Reshma Saujani is the founder and CEO of Girls Who Code. In 2010, Saujani became the first Indian American woman to run for U.S. Congress, while visiting local schools during the election race she saw the gender gap in computing classes firsthand. This led her to start Girls Who Code with the mission to close the gender gap in technology. Her organization offers learning opportunities to students to deepen computer science skills, build confidence, create a pathway from middle and high school into the computing workforce, and foster a sisterhood of peers and mentors on the path to success. According to their website, in 1995, 37% of computer scientists were women. Today, it’s only 24%. If we do nothing, in ten years the number of women in computing will decrease to just 22%.
Girls Who code has served 90,000 girls to date in all 50 states, 83.5 percent of those have been girls in middle and high school. According to their website, Girls Who Code alumni who have already declared their majors are choosing studies in Computer Science or related fields at a rate 15 times the national average.
Vanessa Hurst and Sara Chipps
Vanessa Hurst and Sarah Chipps co-founded Girl Develop It, a nonprofit organization that provides programs for women interested in learning web and software development. Their goal is to create a network of empowered women of all races, education levels, income, and skillsets who learn software development and coding to foster communities that help improve careers and confidence in everyday life. Hurst and Chipps founded Girl Develop It in 2010 with one class and it has since grown throughout 60 cities and over 30 states.
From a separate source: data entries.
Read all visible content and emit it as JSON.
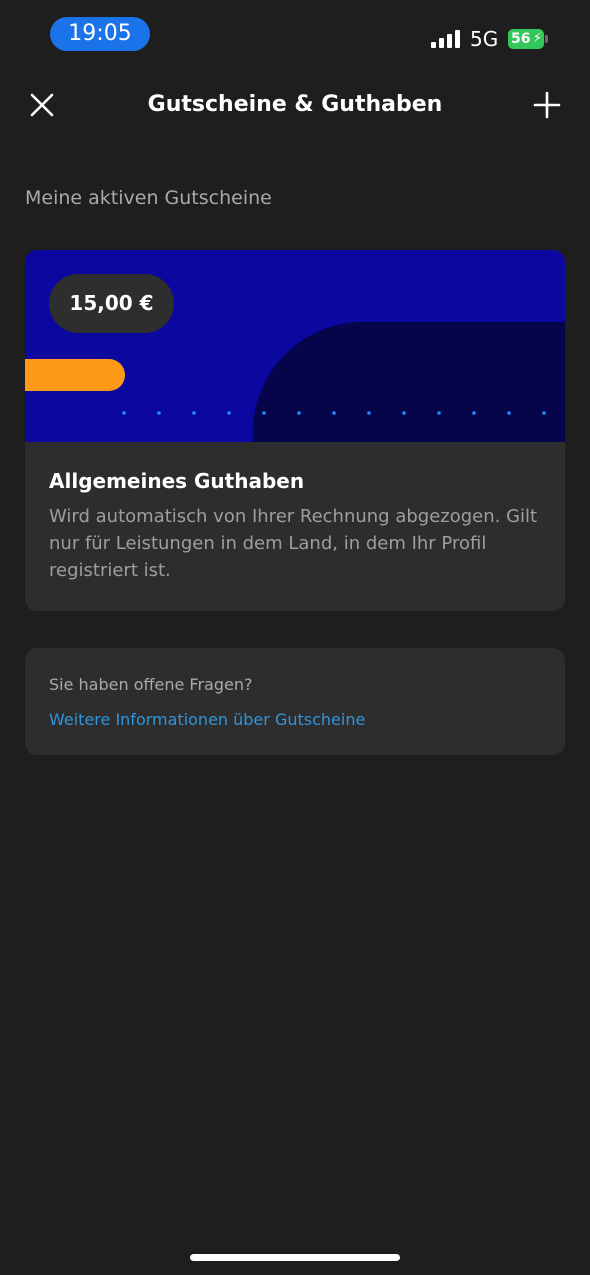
{
  "status_bar": {
    "time": "19:05",
    "network": "5G",
    "battery": "56",
    "icons": [
      "signal-icon",
      "bolt-icon"
    ]
  },
  "header": {
    "title": "Gutscheine & Guthaben",
    "left_icon": "close-icon",
    "right_icon": "plus-icon"
  },
  "section": {
    "label": "Meine aktiven Gutscheine"
  },
  "voucher": {
    "amount": "15,00 €",
    "title": "Allgemeines Guthaben",
    "description": "Wird automatisch von Ihrer Rechnung abgezogen. Gilt nur für Leistungen in dem Land, in dem Ihr Profil registriert ist.",
    "colors": {
      "banner": "#0b079f",
      "banner_shape": "#06044a",
      "accent_bar": "#ff9a17",
      "dots": "#1e8fff"
    }
  },
  "info": {
    "question": "Sie haben offene Fragen?",
    "link": "Weitere Informationen über Gutscheine",
    "link_color": "#2f95dc"
  },
  "theme": {
    "background": "#1e1e1e",
    "card": "#2d2d2d",
    "time_pill": "#1a73e8",
    "battery": "#34c759"
  }
}
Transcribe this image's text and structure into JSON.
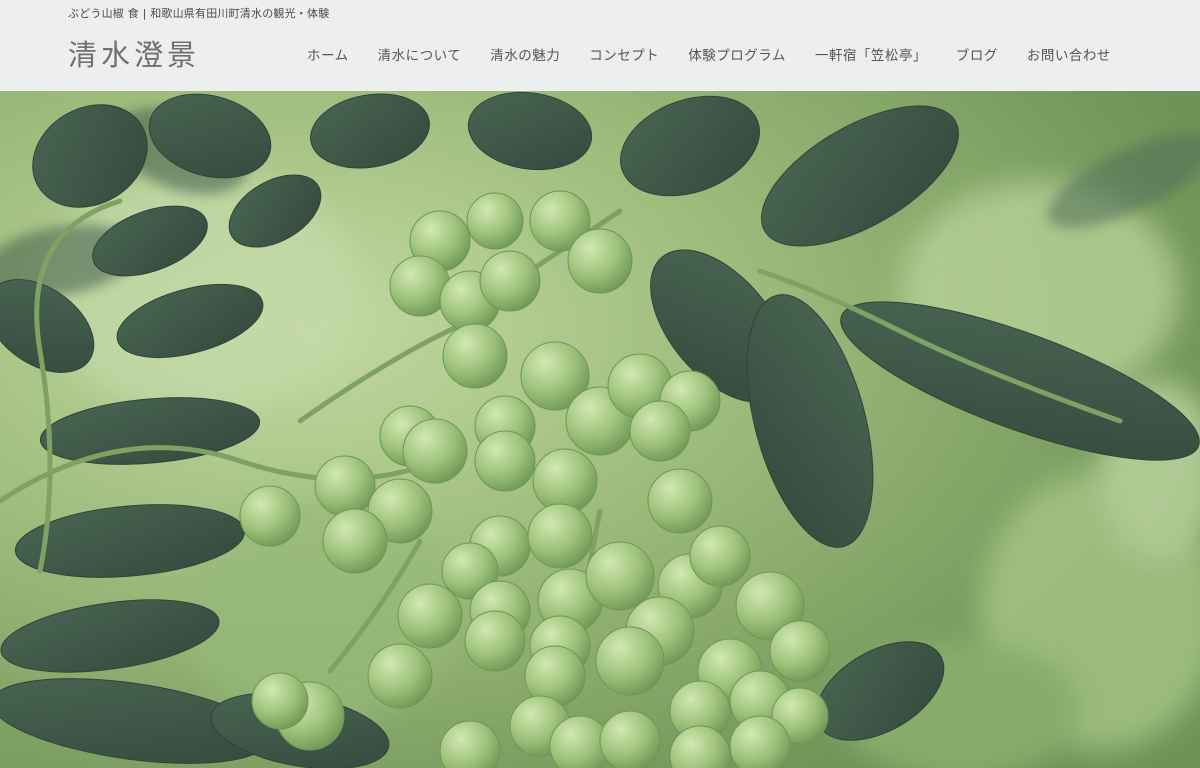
{
  "header": {
    "tagline": "ぶどう山椒 食 | 和歌山県有田川町清水の観光・体験",
    "site_title": "清水澄景"
  },
  "nav": {
    "items": [
      {
        "label": "ホーム"
      },
      {
        "label": "清水について"
      },
      {
        "label": "清水の魅力"
      },
      {
        "label": "コンセプト"
      },
      {
        "label": "体験プログラム"
      },
      {
        "label": "一軒宿「笠松亭」"
      },
      {
        "label": "ブログ"
      },
      {
        "label": "お問い合わせ"
      }
    ]
  },
  "colors": {
    "header_bg": "#eceeef",
    "foliage_dark": "#3f5a48",
    "berry": "#9cc47a"
  }
}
Today, we celebrate every woman who has steadfastly challenged bias in the pursuit of what sets their soul on fire. Because of these powerful women, the glass ceiling is beginning to disappear. The world is pushing for more women to take the lead. It’s inviting them, making space, and giving them a seat at the table. Data can and is solving some of the world’s toughest problems, equipping students with science, technology, engineering, and math (STEM) skills is the key to competitiveness in the global marketplace. Providing mentorship and educational opportunities for people of all ages, races, and backgrounds is crucial to bridge the gap and pave a way for more women in technology and innovation.